  • As for Brexit, GBP remained elevated on Monday, buoyed  on the prospects of a Tory victory next month as indicated by  major polls while markets are considering that  all Conservative Party candidates  pledging  to back PM Johnson’s Brexit deal.  All eyes will now be on the first of a number of UK political party debates which kick off tomorrow on ITV  after the High Court ruled the debate between the two-party leaders should  go ahead as planned.  
  • ECB chief economist, Philip Lane, indicated further support for a more expansive fiscal stance while suggesting that   ECB hasn’t reached the limits of monetary policy.  
  • Meanwhile, US  Treasury yields and the dollar were softer on Monday following news that Federal Reserve Chair Jerome Powell had met with President Donald Trump as well as Treasury Secretary Steven Mnuchin. Trump was most recently calling on the Fed to emulate the negative-interest-rate policies of European nations and Japan and markets presumed that a soft dollar policy will be in the making while being under discussion at such a high-level meeting.  It was reported that Powell’s assessment of the economy at the meeting was in line with his Congressional testimony last week leading to the market’s pricing-in  some politicisation of the Fed.  
  • Fed’s Mester and  Rosengren were crossing the wires. Mester’s main message was that the US economy was doing well, with  solid growth in the labour market. Fed’s Rosengren echoed Mester’s  sentiment that the underlying inflation rate looks like it is rising toward Fed’s 2% goal by saying that the Fed was pretty close to a 2% inflation target.  

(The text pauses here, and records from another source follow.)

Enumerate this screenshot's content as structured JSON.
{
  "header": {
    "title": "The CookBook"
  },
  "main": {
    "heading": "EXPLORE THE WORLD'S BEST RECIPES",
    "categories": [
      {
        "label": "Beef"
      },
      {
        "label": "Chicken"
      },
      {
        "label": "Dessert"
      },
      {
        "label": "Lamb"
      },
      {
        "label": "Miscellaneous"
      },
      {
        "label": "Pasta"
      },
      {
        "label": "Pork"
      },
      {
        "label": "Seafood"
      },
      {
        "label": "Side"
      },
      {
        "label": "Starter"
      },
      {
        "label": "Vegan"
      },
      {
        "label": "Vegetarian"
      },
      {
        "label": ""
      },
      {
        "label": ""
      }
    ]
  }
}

  • Looking ahead for the day, it will be eyes on the Reserve Bank of Australia, (RBA), and the AUD – RBA’s Kent delivers a speech ahead of the  RBA minutes.